Skip to: navigation | content

08. Peter R. Dear, History

Peter Dear
Dear Book

Peter Dear

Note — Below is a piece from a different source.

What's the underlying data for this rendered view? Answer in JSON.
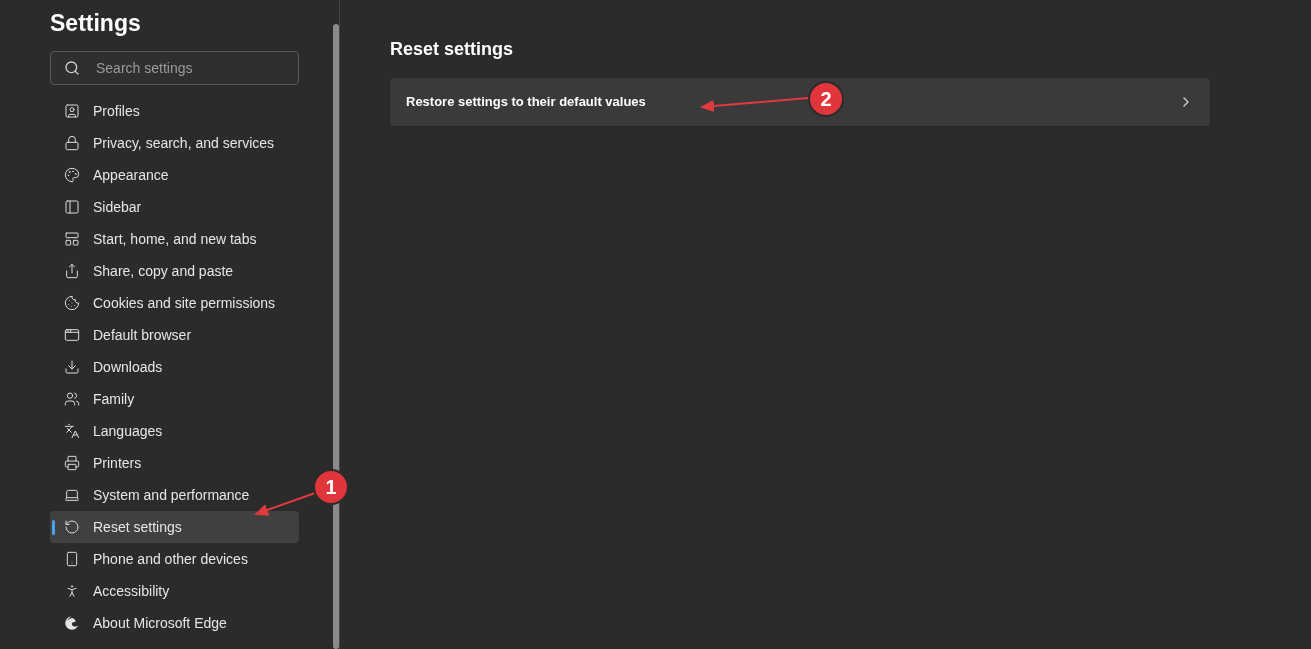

The Intelligibility of Nature: How Science Makes Sense of the World (University of Chicago Press, 2006). Between the time of Decartes and Lavoisier, natural philosophy and practical scientific techniques merged, giving rise to modern science. In this history of modern science—from 1600 to 1950, from the natural philosopher to the scientist—Dear examines the tension between theory and practicality or the application of science. He demonstrates how both have been essential to the advancement of science. He considers the cultural authority and prestige of science: when we want to know how something in the natural world works, we ask a scientist. Scientists like Galileo, Descartes, Newton, Darwin, Mendal, and Einstein have been revered throughout history. They have provided profound and sustaining insights into the meaning of the universe. Using the work of these and other scientists, Dear illustrates how the very different principles of knowing and doing were united as a new enterprise—science—practiced by a new kind of person, a scientist. He summarizes the divergence of the two scientific methodologies by contrasting Einstein and Bohr. Einstein wanted physics to speak of a world that exists independently of human observation, whereas Bohr wanted quantum mechanics to be viewed as necessary to how the world works—he considered quantum mechanics a discovery, not a theory. What quantum mechanics could not know, Bohr believed, humans could not know.

› Top  /  › Next Article  /  › Back to Listing